Given information:
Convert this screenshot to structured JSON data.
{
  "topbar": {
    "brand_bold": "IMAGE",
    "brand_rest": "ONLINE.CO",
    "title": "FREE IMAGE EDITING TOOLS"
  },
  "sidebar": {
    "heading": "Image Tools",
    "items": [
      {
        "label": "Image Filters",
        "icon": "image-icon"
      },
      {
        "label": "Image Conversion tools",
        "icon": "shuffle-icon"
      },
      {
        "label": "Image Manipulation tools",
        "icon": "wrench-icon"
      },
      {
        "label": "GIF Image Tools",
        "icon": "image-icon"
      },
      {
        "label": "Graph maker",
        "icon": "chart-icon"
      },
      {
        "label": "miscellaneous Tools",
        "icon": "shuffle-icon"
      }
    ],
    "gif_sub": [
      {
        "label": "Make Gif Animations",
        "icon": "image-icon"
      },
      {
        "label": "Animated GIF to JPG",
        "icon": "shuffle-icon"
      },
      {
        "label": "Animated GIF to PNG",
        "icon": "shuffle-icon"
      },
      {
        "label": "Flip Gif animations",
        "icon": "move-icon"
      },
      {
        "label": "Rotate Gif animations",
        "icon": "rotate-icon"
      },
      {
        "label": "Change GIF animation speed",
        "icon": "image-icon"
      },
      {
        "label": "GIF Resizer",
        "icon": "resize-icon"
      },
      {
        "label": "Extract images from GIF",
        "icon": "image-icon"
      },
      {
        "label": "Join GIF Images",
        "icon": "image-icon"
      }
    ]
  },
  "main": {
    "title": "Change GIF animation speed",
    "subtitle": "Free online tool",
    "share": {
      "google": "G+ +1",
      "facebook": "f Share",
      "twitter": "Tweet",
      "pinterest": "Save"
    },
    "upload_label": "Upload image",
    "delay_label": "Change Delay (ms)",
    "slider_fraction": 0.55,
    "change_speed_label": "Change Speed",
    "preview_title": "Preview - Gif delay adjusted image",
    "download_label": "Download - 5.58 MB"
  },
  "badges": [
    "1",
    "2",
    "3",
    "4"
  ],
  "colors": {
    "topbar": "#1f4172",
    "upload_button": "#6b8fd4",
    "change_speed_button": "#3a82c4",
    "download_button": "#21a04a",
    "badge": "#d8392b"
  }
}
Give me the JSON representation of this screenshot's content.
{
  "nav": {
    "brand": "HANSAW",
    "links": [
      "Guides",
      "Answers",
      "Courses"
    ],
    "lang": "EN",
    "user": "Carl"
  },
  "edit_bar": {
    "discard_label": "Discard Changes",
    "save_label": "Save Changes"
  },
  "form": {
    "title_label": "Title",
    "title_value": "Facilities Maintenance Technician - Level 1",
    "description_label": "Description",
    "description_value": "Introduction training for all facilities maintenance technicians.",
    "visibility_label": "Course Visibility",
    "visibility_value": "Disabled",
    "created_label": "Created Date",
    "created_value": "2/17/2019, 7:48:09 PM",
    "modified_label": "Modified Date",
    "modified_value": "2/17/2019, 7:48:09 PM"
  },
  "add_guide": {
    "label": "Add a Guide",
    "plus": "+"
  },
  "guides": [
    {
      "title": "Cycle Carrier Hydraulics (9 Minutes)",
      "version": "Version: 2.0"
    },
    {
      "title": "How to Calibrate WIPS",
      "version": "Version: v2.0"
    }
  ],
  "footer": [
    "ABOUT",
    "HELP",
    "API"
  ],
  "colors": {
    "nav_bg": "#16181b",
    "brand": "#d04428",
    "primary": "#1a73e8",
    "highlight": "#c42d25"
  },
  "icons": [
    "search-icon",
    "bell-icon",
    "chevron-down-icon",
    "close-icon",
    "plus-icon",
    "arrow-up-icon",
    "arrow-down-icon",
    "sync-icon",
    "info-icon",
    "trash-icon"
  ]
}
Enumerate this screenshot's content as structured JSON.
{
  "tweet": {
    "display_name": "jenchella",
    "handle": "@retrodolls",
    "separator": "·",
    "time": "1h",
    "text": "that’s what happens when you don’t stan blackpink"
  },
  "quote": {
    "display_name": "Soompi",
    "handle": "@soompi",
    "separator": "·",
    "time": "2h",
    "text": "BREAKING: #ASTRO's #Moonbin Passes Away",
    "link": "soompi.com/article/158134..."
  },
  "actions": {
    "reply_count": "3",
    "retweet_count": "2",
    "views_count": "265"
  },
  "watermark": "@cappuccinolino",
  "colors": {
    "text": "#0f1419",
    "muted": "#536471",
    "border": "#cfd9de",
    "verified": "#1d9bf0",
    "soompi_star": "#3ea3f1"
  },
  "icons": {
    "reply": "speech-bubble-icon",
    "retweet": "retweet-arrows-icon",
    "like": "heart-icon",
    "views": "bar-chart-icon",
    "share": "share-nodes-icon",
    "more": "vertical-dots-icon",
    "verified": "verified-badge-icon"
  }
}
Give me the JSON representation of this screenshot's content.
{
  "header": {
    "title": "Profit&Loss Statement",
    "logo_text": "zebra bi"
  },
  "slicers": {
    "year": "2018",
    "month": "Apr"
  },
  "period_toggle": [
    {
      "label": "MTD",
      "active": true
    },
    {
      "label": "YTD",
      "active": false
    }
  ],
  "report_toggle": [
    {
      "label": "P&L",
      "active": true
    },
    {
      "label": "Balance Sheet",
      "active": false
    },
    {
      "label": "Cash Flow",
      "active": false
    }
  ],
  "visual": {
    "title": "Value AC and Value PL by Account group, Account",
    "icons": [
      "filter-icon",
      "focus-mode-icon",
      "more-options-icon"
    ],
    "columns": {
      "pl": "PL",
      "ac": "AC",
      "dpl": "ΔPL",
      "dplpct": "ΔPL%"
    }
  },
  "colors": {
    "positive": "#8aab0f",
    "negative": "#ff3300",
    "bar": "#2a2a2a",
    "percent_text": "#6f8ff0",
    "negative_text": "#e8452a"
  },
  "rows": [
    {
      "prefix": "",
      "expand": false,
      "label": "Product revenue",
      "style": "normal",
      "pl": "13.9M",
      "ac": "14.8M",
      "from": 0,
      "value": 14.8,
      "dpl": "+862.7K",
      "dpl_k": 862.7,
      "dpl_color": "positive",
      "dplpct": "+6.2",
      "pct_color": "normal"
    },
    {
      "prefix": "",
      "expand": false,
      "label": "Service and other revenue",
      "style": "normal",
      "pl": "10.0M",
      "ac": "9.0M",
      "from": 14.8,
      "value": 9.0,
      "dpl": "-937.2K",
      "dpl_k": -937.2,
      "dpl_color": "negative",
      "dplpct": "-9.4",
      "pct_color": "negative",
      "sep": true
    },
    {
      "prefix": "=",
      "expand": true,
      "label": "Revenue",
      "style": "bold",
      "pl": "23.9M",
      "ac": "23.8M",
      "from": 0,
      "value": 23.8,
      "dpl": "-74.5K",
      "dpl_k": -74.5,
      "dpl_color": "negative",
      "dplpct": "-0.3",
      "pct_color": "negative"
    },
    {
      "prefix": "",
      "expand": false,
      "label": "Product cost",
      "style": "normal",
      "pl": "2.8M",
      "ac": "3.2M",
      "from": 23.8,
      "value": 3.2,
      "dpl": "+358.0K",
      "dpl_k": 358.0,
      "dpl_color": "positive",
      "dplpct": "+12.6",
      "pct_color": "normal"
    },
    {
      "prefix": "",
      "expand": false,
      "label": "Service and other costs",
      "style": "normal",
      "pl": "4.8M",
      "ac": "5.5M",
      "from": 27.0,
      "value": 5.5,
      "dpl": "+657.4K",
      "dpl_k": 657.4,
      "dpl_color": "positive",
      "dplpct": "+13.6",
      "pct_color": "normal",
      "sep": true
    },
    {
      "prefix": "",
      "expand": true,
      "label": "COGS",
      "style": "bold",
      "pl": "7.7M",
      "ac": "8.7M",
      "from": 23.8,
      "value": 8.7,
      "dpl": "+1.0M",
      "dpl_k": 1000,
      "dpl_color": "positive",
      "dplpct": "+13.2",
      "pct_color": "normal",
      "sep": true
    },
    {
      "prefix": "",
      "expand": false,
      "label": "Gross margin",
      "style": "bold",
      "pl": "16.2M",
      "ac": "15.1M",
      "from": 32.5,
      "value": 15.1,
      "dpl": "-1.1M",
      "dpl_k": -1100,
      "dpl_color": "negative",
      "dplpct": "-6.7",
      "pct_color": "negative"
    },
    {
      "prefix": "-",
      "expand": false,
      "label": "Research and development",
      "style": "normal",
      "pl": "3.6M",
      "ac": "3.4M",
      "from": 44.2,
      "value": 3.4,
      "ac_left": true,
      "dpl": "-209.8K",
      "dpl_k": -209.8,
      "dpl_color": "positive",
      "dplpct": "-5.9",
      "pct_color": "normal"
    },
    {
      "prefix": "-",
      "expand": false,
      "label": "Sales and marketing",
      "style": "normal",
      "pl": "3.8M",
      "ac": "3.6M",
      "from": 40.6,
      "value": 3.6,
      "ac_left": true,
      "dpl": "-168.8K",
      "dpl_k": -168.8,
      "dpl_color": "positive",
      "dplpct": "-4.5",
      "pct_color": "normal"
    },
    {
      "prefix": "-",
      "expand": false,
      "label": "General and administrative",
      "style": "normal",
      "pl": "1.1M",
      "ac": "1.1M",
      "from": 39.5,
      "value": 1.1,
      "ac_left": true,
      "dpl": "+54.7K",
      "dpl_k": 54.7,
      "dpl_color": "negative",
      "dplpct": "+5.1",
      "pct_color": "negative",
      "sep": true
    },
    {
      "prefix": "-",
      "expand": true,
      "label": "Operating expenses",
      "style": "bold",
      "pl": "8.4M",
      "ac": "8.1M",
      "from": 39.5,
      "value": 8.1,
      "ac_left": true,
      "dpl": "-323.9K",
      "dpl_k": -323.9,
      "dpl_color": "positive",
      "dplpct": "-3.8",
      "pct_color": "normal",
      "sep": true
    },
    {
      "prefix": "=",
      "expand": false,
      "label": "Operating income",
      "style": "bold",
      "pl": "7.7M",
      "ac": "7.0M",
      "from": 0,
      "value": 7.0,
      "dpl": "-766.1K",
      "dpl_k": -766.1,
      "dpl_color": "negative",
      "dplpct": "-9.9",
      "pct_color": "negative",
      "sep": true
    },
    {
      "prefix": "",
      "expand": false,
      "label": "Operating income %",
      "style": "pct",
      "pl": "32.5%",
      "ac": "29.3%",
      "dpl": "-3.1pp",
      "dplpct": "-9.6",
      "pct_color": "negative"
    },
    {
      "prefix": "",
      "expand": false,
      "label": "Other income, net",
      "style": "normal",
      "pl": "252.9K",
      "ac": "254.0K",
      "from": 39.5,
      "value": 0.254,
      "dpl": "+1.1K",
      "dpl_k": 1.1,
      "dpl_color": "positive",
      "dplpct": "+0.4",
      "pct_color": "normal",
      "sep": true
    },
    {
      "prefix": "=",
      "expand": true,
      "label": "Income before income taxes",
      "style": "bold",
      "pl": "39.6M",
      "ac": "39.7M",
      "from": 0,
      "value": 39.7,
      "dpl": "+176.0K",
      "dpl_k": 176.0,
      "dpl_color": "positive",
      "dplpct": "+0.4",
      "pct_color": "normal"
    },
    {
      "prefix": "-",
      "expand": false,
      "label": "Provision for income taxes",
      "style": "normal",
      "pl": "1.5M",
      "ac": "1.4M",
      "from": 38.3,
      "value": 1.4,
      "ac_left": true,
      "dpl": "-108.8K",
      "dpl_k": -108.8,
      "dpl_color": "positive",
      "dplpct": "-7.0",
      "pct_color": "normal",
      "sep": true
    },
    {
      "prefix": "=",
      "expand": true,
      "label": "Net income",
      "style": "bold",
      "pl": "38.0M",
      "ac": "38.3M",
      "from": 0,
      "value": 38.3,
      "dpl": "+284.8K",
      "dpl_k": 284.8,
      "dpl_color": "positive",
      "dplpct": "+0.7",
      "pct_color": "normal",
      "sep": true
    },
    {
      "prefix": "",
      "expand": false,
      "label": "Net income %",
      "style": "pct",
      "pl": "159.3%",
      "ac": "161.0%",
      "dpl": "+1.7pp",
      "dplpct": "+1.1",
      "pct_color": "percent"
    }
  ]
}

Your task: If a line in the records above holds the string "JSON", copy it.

Answer to this task:
Convert this screenshot to structured JSON data.
Give me the JSON representation of this screenshot's content.
Enumerate this screenshot's content as structured JSON.
Give me the JSON representation of this screenshot's content.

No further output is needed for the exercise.